To many this is "not real jazz" but more like a rock album. No written melodic compositions underscore this music; the action is purely on the improvisational interplay of these virtuoso jazz musicians over rock/funk/blues rhythms; fusion at its purest. The ace rhythm section of 19-year old Michael Henderson on electric bass and Billy Cobham on drums lay down a heavy rock-funk groove on `Right Off', the explosive 27-minute opener, over which Miles' trumpet and Steve Grossman's soprano sax soar in complex patterns, ably supported by John McLaughin's raunchy guitar riffs. Miles' playing here is possibly his best-ever, full of inventive improvisational musical phrases delivered one after another with a power and conviction that pins you to the wall. Only the normally excellent Herbie Hancock is not on top form; he dropped by the studio on his way back from the grocery store and was co-opted to play a contribution on a rough-sounding Farfisa electric organ. Unprepared, he thumps out some chords and simple phrases for three minutes to fit in with the improvisation, and departs.

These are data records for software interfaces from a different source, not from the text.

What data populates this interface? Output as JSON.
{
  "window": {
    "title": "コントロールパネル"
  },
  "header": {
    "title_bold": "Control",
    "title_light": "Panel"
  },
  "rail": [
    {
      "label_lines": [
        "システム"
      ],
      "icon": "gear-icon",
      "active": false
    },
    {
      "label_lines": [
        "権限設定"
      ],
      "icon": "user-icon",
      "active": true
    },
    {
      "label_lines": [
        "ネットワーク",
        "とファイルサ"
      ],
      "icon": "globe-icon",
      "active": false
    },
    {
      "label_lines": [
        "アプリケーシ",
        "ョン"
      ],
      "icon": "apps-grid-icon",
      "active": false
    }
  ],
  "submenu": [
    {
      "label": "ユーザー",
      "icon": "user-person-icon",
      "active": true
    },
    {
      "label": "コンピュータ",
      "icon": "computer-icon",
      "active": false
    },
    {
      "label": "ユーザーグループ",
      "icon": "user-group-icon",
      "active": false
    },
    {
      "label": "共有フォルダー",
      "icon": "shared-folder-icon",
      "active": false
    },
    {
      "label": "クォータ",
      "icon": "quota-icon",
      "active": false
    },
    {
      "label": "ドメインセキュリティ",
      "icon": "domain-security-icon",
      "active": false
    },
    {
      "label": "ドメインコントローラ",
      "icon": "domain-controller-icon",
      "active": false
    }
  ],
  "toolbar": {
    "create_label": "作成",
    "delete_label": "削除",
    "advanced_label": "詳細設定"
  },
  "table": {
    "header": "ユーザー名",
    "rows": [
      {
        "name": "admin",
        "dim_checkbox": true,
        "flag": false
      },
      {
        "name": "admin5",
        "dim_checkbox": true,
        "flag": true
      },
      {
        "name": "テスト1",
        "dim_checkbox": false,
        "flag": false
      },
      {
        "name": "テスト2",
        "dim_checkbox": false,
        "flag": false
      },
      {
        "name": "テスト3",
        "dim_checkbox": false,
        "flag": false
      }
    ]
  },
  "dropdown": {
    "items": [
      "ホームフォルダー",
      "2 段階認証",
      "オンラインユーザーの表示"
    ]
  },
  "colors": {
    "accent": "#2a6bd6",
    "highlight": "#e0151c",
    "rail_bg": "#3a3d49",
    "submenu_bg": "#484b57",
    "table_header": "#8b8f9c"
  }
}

The album contains only two long pieces. The second `Yesternow' begins quieter in tone, builds to a crescendo and then subsides; a fine dynamic complement to the full-on `Right Off.' Here McLaughlin is on top form, his trademark super-fast guitar licks engaging in an energetic dialogue with Miles' inventive phrases on the trumpet. You can hear sections from the `In a Silent Way' recordings spliced in, and they fit with the groove of the piece.
This single-disk CD was spliced together by the excellent editing of Teo Macero from different sessions, and you have to say he did a fine job (Miles concurred with his customary bluntness by telling Teo "I like it...you did it again, motherf*****"). Macero was ahead of his time in viewing recording sessions as a film editor would treat film footage, producing a seamless and highly atmospheric piece of work edited together from several hours of improvisational playing. If you want the entire unedited originals, seek out the 5-disk box set `The Complete Jack Johnson Sessions.'